Rising to the transport challenge of mass-urbanisation

Jason Ford - News Editor, The EngineerJason Ford, news editor

The number of people living in cities isn’t getting any smaller. In 2014, 54 per cent of the world’s population resided in urban areas, a figure that is expected to grow to 66 per cent by 2050.

According to the United Nations, continued urbanisation coupled with global population growth could add 2.5 billion people to urban populations by 2050, with almost 90 per cent of that figure concentrated in Asia and Africa.

People living in cities will need transport in order to go about their lives and if their particular metropolis is anything like London – with its largest population since WWII – it will find itself having to undergo considerable investment into transport infrastructure to relieve existing services and accommodate those commuting to and from the city.

One such project is Crossrail, which is expected to facilitate quicker travel times across London whilst absorbing more passengers. With services set to start in 2018, the £15bn investment in rail services will increase central London’s rail capacity by 10 per cent and an bring an extra 1.5 million people to within 45 minutes of central London.

In terms of open land, London isn’t in a position to start major projects from a blank of sheet of paper but it has shown with Crossrail that it is capable of harnessing the services of engineers to solve a problem with minimum disruption.

This remarkable feat of engineering – which covers a route of over 100km, including 42km of new rail tunnels – more than deserves the plaudits it receives but rail is only part of the transport equation and a glance at many urban and suburban streets (and SMMT stats) reveal that the love affair with the car is far from over.

As you’d expect, this is the case in Geneva right now where the annual motor show has entered its second week with its usual array of all that’s wild, whacky and often superb from the automotive world.

A concept that combines dual modes of transport can be found in Pop.Up, a project partnership between Airbus and Italdesign that reveals a glimpse of a future where shared services start to  reach for the skies.

In January 2017, The Engineer reported on Airbus CEO Tom Enders’ prediction that a prototype single-passenger demonstrator – developed as a solution to the growing problem of traffic congestion in urban areas – will undergo flight tests within the next 12 months.
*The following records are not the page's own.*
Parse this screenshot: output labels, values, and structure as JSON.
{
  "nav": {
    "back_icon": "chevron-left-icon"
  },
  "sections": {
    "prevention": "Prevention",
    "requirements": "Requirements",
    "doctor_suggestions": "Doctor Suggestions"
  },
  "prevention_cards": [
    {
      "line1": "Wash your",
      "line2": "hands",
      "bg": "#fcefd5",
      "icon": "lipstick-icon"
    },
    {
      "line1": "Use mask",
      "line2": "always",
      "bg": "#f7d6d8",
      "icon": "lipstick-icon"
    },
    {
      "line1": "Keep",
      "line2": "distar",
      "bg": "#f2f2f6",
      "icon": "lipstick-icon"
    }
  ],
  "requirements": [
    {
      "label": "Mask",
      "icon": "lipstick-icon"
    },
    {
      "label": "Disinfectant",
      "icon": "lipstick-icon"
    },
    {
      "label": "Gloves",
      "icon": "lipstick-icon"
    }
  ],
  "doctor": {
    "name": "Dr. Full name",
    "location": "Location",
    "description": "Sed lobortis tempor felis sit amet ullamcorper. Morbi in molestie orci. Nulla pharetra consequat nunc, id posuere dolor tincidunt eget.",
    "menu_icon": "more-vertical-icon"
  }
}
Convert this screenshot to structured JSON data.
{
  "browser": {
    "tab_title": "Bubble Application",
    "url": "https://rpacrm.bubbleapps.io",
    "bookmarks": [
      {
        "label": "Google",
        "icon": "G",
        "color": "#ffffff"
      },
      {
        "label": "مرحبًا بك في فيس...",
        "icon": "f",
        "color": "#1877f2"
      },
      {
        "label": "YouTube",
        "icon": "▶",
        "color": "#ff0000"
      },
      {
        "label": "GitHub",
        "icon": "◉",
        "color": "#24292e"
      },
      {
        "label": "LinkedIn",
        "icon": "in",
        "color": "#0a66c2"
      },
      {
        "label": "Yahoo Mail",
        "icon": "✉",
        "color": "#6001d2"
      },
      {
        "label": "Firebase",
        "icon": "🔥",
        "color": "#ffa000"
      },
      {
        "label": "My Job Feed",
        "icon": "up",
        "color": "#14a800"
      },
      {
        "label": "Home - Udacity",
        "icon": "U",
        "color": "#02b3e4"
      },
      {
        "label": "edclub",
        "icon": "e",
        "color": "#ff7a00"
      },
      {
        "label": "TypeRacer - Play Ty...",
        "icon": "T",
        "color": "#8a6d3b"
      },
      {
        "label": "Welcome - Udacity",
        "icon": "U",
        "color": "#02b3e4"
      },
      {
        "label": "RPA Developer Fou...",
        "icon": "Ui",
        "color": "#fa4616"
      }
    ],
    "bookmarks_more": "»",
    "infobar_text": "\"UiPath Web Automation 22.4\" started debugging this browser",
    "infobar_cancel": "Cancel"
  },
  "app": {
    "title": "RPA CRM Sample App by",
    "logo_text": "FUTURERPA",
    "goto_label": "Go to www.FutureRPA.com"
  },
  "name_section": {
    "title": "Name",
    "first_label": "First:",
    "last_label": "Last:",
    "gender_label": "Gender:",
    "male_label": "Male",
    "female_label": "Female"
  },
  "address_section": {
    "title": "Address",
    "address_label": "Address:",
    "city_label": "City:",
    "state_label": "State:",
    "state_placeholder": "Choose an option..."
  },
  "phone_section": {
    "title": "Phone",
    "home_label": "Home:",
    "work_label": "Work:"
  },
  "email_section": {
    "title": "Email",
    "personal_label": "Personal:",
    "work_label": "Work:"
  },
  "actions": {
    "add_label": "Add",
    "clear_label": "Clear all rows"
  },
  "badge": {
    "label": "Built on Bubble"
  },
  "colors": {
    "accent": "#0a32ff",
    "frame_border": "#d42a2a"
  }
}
To that end A³, Airbus’ advanced projects and partnerships presence in Silicon Valley, is working on Vahana. Designed to make urban air travel a reality, Vahana is intended to be the first electric, self-piloted vertical take-off and landing (VTOL) passenger aircraft.

In Dubai, driverless passenger drones could be criss-crossing the skies as early as July this year as part of city’s bid to offer autonomous human flight over short-to-medium distances.

Of course, we could all sit down and imagine a transport concepts as fantastic as the ones presented above. However, the concept of shared services is already with us and ideas around networked modes of transport won’t seem as unattainable when solutions such as AI become more robust and trusted.

Looking many years into the future, London’s transport planners might find themselves thinking seriously about introducing such solutions. Current thinking precludes expanding the capital beyond the M25 but even if the city does undergo physical expansion, the people within it will still need to get around, be it on road, rail or air or a version of all three.